I've heard some in the Howard group credit the Frazetta covers for the success of Conan. Certainly, they were a part of the gestalt--but if the Frazetta covers were the sole cause of the book's success, then why had Ace never been able to leverage their Frazetta covers on Edgar Rice Burroughs books into the same sort of mega-success (and why did the books ultimately end up with Ballantine, who went for a totally non-Frazetta look with their editions and found greater success)? Why, too, did all the other SF and fantasy books featuring Frazetta covers not become best-sellers?
I love Frazetta's work, and I can never picture the mature Conan without seeing his imagery--but to most of the world, Frazetta was an artist best known for his work on books from the B list publishers, especially Ace. When Ace made an attempt to move into the A list field with their Ace Science Fiction Specials just a couple of years after Frazetta's covers appeared on those Lancer Conans, they made a conscious decision to avoid the Frazetta style of art, going for the more modern, expressionistic work of Leo and Diane Dillon. And when Ian and Betty Ballantine drafted Lin Carter to oversee the publication of one of the most impressive collections of fantasy novels ever assembled, they didn't ask Frazetta to do the covers; instead, they went in a totally different artistic direction for their Ballantine Adult Fantasy line. And even Lancer was willing to publish some Conan novels without Frazetta covers; while his work enhanced the books, it wasn't the crucial key to the Conan novels' success.
So what was? At the core, it was the strength of Robert E. Howard's storytelling, the indomitable vitality of his character, and the elements of an epic saga that existed in his overarcing story. But he died before that overarcing story was complete; without the loving but professional guidance of L. Sprague de Camp, who brought a respectability and credibility to the works of a man then thought of as just another dead pulp writer, those stories might have never seen print, and most surely would not have seen mass market success. De Camp filled in the missing pieces, massaged the prose and reworked existing stories to bring them into the Conan fold, and gave a sense of completion to the work. These books were part of a Conan saga, and de Camp (along with Carter) recognized the value of the word saga. They made it happen.
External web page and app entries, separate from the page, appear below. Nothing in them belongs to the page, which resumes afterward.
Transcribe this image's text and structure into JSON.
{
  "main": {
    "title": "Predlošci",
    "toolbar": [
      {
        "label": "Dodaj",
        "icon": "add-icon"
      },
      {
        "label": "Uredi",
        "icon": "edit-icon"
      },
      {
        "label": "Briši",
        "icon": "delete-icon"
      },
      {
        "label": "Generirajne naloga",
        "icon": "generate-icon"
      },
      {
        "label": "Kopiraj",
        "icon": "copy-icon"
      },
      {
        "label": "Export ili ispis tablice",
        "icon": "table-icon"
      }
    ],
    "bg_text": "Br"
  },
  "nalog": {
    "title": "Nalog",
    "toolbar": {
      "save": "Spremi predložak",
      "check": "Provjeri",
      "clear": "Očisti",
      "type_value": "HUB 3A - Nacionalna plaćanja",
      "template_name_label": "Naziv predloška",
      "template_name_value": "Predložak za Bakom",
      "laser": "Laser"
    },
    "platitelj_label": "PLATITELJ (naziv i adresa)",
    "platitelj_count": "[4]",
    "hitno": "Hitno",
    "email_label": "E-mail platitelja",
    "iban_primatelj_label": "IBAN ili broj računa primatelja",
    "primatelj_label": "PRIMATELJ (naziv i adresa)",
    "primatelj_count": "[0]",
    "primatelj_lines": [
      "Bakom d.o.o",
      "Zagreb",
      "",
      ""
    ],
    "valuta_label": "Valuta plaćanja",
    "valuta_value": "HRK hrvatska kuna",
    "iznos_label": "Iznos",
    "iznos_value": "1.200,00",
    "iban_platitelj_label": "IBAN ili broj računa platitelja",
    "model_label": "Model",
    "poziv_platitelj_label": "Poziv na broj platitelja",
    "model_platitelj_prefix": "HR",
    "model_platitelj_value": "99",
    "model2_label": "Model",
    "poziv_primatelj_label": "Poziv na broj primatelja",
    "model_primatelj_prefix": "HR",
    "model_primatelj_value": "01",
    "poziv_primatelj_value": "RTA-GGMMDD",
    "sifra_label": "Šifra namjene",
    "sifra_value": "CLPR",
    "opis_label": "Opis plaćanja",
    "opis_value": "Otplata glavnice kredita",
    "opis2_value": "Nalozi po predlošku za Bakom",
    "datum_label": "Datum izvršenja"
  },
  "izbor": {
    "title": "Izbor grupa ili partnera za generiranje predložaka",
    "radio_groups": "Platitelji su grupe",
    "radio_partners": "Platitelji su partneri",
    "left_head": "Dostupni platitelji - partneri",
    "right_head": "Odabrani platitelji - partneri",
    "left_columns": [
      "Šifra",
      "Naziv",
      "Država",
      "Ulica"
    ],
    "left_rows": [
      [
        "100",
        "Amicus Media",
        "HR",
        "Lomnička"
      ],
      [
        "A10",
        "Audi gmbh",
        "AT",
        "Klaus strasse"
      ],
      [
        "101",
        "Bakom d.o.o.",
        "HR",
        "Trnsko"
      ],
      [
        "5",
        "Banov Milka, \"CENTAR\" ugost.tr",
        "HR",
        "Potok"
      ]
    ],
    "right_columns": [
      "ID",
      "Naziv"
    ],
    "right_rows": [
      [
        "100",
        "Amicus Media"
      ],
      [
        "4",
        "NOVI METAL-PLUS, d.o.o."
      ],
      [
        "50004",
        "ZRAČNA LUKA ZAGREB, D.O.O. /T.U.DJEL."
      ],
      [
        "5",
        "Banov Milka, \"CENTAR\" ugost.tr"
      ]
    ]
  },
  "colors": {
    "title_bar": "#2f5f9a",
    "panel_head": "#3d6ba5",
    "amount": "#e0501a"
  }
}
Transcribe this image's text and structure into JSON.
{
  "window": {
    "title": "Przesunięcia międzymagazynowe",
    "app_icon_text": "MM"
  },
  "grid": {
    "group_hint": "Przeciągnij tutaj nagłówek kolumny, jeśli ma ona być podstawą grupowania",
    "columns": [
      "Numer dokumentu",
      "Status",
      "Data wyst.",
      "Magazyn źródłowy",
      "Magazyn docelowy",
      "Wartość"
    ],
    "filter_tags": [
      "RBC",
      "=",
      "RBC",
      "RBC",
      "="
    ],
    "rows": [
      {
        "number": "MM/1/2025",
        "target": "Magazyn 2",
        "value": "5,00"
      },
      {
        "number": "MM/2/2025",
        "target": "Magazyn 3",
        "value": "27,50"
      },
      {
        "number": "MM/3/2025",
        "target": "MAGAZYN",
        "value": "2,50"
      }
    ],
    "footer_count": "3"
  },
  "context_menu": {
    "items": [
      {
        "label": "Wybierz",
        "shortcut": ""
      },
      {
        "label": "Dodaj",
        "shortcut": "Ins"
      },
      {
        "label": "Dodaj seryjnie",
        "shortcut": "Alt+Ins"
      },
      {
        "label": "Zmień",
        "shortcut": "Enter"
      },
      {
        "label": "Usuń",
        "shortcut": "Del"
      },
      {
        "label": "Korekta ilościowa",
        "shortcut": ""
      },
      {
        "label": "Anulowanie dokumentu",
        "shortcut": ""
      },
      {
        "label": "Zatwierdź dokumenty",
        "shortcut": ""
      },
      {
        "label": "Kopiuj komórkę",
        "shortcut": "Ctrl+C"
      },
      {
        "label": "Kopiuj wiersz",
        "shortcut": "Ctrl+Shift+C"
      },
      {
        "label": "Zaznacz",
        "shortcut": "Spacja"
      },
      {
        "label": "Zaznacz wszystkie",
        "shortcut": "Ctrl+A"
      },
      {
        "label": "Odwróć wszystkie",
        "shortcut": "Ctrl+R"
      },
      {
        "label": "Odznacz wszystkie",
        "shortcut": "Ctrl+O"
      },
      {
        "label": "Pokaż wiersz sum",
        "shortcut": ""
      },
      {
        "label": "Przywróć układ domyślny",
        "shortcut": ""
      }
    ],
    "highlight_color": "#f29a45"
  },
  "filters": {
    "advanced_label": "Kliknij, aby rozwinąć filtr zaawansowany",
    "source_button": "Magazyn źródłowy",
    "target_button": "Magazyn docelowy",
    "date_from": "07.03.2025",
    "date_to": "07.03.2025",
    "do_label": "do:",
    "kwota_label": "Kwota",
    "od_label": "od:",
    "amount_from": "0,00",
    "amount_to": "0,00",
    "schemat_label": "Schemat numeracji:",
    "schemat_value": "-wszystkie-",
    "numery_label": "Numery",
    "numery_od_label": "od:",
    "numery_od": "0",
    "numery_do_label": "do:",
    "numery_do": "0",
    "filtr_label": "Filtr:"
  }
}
And every time I read some pissant deride de Camp as a leech or a polluter of the work of Howard, I realize how little these people know of the history--and how little they comprehend the alternate history of a forgotten author known only to pulp enthusiasts and those who hunted out obscure magazines. L. Sprague de Camp's Lest Darkness Fall may be his most famous alternate history, but the alternate historical path he blazed for Howard and Conan is his most long-lasting.